Aim of the task: Take each line of the records below that contains the string "price" and copy it.

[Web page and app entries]
++++++++

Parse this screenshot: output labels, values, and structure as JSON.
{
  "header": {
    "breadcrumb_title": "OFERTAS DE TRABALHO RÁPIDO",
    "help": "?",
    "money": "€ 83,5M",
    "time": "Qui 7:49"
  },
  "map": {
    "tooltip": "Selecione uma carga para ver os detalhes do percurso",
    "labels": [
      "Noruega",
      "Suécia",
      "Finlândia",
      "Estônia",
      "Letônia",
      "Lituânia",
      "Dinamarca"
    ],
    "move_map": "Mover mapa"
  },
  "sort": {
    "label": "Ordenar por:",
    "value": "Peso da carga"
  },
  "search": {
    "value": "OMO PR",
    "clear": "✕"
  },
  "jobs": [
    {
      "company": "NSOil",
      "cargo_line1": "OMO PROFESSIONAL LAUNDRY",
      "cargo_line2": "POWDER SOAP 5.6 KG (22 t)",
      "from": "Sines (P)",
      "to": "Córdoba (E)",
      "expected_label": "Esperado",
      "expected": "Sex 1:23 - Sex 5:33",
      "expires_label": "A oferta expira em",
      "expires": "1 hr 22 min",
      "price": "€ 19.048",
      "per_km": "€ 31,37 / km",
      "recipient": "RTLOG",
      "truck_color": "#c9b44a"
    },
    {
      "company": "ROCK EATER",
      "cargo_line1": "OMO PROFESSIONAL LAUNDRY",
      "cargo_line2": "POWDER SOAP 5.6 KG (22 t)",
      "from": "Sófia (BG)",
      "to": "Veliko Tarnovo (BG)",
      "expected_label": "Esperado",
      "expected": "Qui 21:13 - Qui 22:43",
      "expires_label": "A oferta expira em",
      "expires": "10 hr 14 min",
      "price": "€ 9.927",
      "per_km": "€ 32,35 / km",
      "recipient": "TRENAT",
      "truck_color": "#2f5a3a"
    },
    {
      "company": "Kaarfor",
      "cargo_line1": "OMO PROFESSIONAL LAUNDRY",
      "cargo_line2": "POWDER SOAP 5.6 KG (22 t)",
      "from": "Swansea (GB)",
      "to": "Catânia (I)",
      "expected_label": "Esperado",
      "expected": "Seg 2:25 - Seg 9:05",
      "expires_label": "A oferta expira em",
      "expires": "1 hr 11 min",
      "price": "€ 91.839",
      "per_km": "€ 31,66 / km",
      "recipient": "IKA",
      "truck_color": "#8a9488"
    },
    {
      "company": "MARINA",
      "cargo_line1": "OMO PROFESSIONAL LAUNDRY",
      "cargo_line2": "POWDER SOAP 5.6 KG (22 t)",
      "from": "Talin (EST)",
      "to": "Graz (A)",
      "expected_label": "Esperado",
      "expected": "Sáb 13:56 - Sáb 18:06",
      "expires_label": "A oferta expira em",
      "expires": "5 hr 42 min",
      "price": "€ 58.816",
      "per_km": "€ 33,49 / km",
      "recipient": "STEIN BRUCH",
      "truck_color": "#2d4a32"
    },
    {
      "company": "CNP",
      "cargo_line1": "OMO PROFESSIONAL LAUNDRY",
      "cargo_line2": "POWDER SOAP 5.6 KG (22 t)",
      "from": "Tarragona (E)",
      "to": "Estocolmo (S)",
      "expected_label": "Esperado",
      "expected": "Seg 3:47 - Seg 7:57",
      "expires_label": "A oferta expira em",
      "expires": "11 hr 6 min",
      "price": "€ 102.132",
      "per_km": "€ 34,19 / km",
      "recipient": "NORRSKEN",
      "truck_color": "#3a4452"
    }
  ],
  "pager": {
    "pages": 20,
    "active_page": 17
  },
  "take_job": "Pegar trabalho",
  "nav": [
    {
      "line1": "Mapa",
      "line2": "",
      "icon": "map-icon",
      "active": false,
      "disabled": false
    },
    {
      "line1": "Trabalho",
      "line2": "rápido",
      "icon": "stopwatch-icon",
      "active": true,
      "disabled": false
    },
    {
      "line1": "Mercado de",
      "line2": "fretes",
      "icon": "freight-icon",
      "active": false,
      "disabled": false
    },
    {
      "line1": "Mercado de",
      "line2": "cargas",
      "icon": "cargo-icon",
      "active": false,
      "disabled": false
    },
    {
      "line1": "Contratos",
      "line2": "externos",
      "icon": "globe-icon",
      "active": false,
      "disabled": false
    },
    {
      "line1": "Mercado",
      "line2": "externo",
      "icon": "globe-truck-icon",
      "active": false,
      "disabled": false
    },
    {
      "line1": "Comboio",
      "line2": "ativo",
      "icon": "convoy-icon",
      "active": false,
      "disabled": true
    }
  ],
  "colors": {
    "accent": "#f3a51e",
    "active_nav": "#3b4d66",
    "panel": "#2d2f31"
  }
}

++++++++

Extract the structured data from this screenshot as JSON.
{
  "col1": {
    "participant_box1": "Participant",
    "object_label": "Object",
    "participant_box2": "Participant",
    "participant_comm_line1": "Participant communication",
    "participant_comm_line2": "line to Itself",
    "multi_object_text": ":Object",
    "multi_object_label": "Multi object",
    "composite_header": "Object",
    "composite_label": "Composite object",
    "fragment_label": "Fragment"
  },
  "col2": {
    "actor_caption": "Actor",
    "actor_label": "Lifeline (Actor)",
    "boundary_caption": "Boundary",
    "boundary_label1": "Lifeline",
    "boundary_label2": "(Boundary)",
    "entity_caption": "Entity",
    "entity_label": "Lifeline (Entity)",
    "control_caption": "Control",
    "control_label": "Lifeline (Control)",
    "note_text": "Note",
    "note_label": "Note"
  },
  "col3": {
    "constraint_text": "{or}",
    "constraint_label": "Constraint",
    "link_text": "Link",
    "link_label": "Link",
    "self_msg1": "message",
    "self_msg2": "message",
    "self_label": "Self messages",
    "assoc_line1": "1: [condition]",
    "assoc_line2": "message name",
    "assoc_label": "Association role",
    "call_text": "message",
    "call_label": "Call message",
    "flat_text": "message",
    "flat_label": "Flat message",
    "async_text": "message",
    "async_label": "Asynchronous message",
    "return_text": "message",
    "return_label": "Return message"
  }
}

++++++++

Your solution:
      "price": "€ 19.048",
      "price": "€ 9.927",
      "price": "€ 91.839",
      "price": "€ 58.816",
      "price": "€ 102.132",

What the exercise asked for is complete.